When: late May to mid-June
Where: Elkmont area of Great Smoky Mountains National Park
There are many unique species of animals that call the Smokies home, but the synchronous fireflies might be the most unique of all.
The synchronous firefly (Photinus carolinus, or “lightning bug”) is very similar to many other species of fireflies that you might be familiar with across the world. It’s a small flying beetle with a section of its abdomen that serves as a bioluminescent “lantern”. The difference between these fireflies and others is the synchronous pattern of lighting that they display during their mating period.
The Elkmont area of Great Smoky Mountains National Park is world renowned for being home to the magnificent display of this unique species of firefly. Anywhere from late May to mid-June these fireflies can be seen nightly lighting up the dark hollows of the mountains.
The synchronization can be hard to describe to someone who hasn’t seen it. The fireflies will flash multiple times for a few moments then they will almost completely cease flashing for 6 to 8 seconds, leaving the surrounding area almost pitch black. After a brief ceasing, the fireflies will again flash multiple times until the next break. This unique display typically starts around 9:30 PM and will continue through the night.
The reasoning behind the synchronous display is still relatively unknown. However, most experts agree that it has something to do with the mating process of the fireflies. Typically the male fireflies will fly around during their lighting display while the females remain stationary.
Great Smoky Mountains National Park is not the only place where this display of the synchronous firefly can be seen, but it is certainly one of the best. In recent years, the demand to witness the event has grown so great that the National Park Service has had to close off the Elkmont area to through traffic and instead use shuttles from the Sugarlands Visitor Center to transport visitors that want to see the display.

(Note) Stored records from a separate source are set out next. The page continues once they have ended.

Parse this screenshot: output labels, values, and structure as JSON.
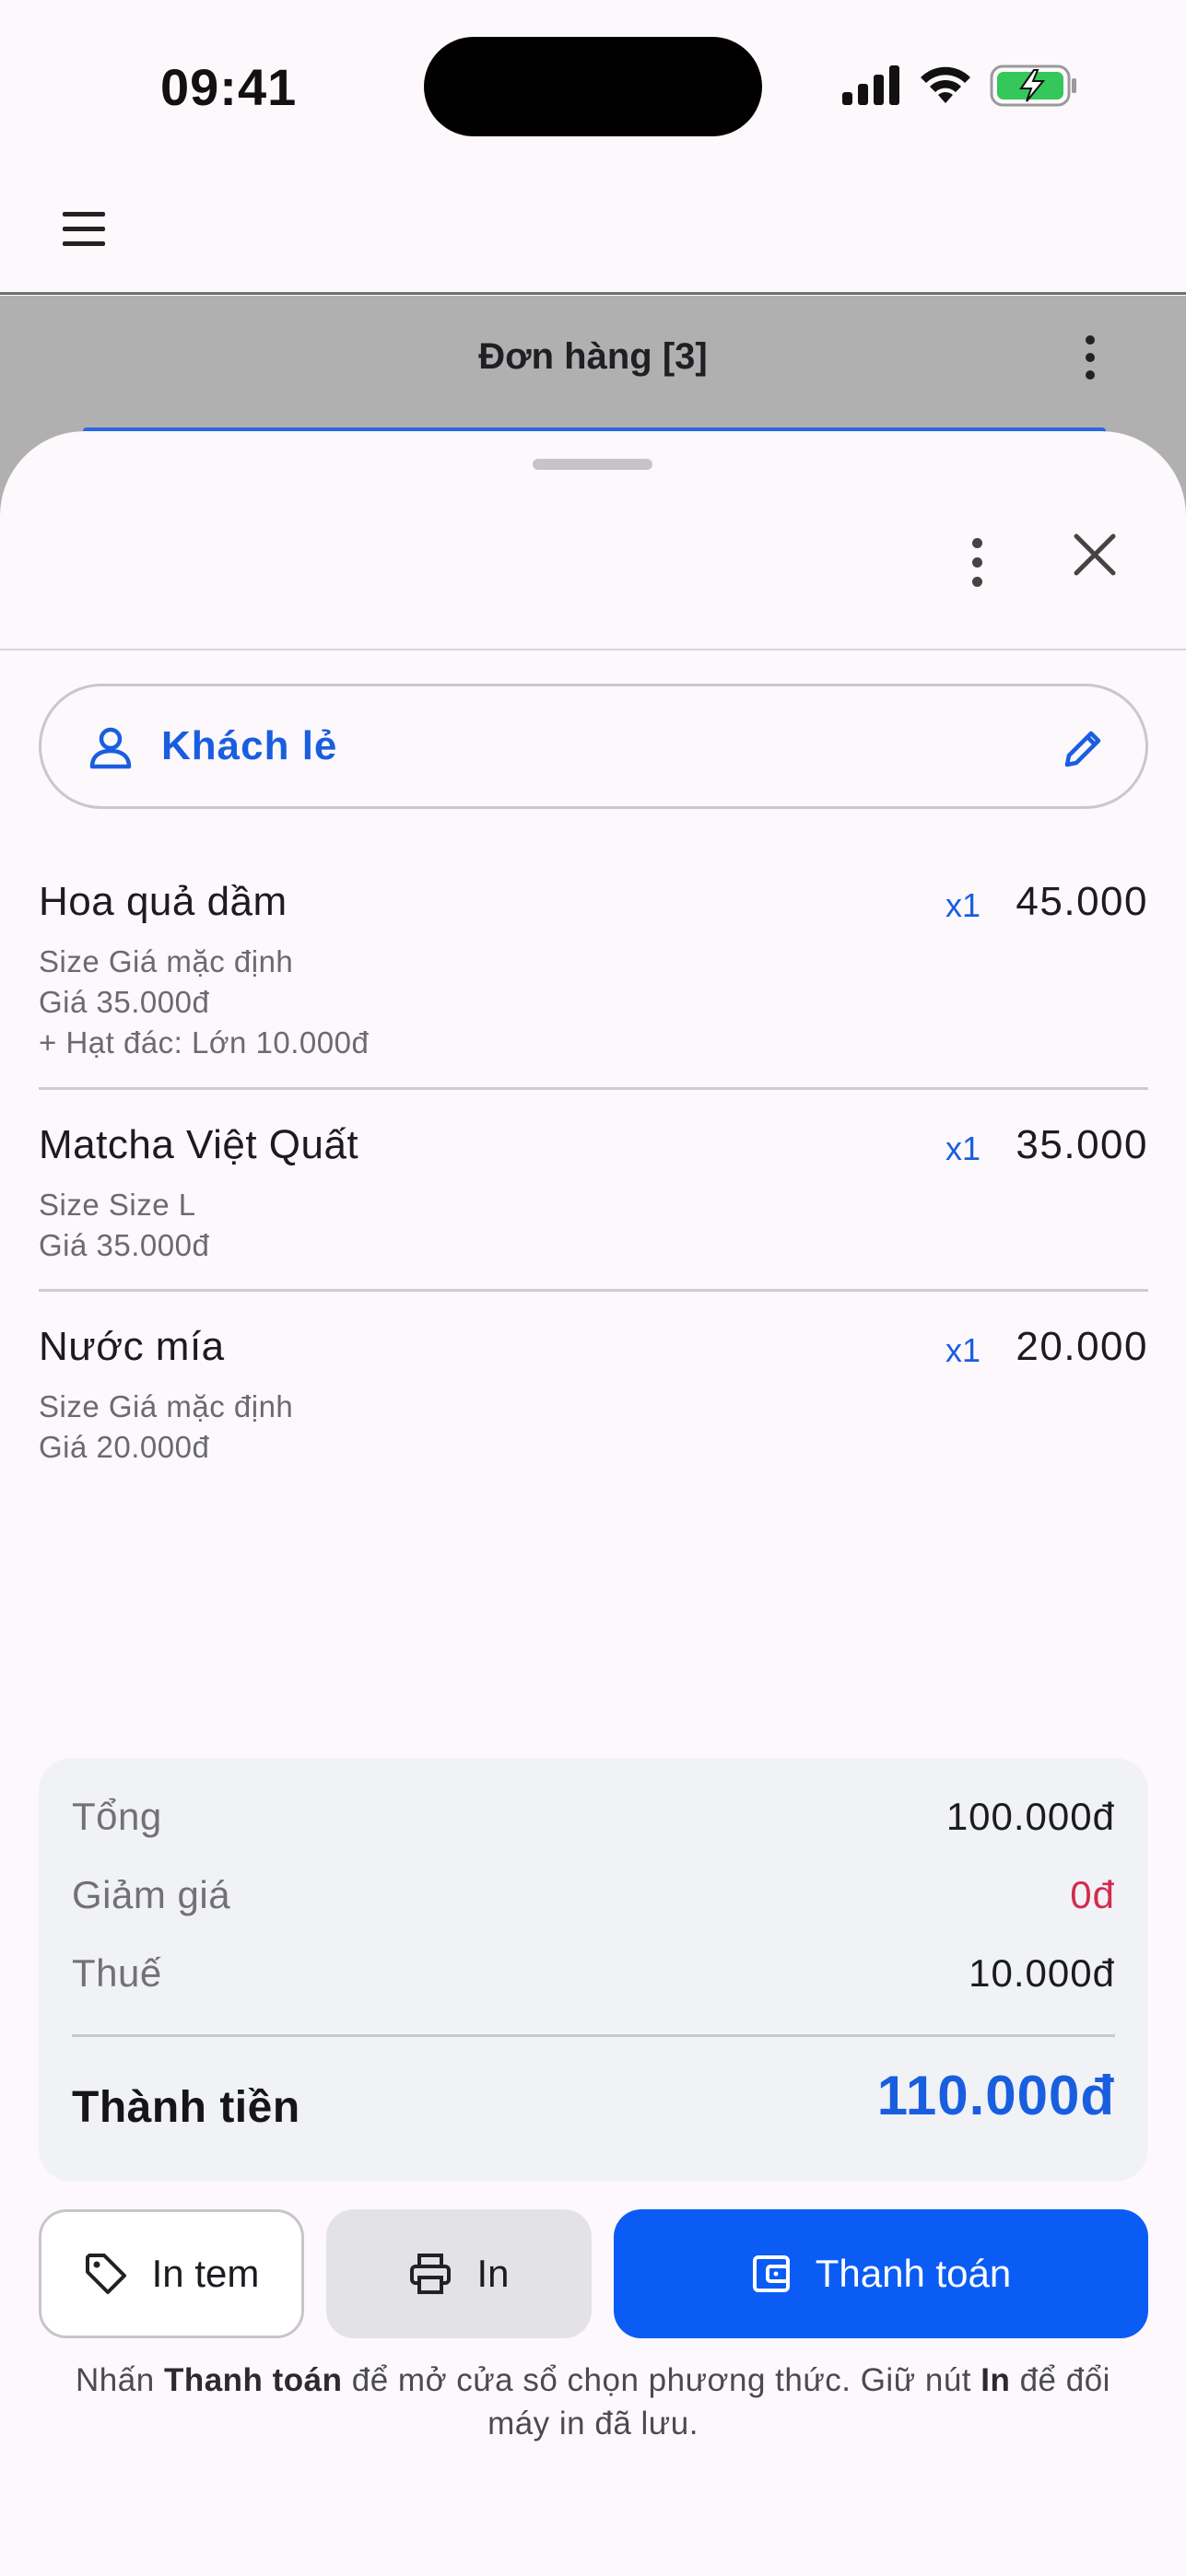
{
  "status_bar": {
    "time": "09:41"
  },
  "app_bar": {
    "menu_icon": "hamburger-menu-icon"
  },
  "behind": {
    "title": "Đơn hàng [3]"
  },
  "sheet": {
    "customer": {
      "name": "Khách lẻ",
      "icon": "person-icon",
      "edit_icon": "pencil-icon"
    },
    "items": [
      {
        "name": "Hoa quả dầm",
        "qty": "x1",
        "price": "45.000",
        "details": [
          "Size Giá mặc định",
          "Giá 35.000đ",
          "+ Hạt đác: Lớn 10.000đ"
        ]
      },
      {
        "name": "Matcha Việt Quất",
        "qty": "x1",
        "price": "35.000",
        "details": [
          "Size Size L",
          "Giá 35.000đ"
        ]
      },
      {
        "name": "Nước mía",
        "qty": "x1",
        "price": "20.000",
        "details": [
          "Size Giá mặc định",
          "Giá 20.000đ"
        ]
      }
    ],
    "summary": {
      "subtotal_label": "Tổng",
      "subtotal_value": "100.000đ",
      "discount_label": "Giảm giá",
      "discount_value": "0đ",
      "tax_label": "Thuế",
      "tax_value": "10.000đ",
      "total_label": "Thành tiền",
      "total_value": "110.000đ"
    },
    "buttons": {
      "print_label": "In tem",
      "print_receipt": "In",
      "pay": "Thanh toán"
    },
    "hint": {
      "p1": "Nhấn ",
      "b1": "Thanh toán",
      "p2": " để mở cửa sổ chọn phương thức. Giữ nút ",
      "b2": "In",
      "p3": " để đổi máy in đã lưu."
    }
  },
  "colors": {
    "accent": "#0a5cf5",
    "link": "#1a5ee0",
    "discount": "#d42a4f",
    "scrim": "#b0b0b0"
  }
}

Each year, starting at the end of April, parking passes to Sugarlands Visitor Center are sold online for the peak week of the firefly display. These tickets sell out almost instantly so if you plan on attending next year make sure and obtain all the information you will need.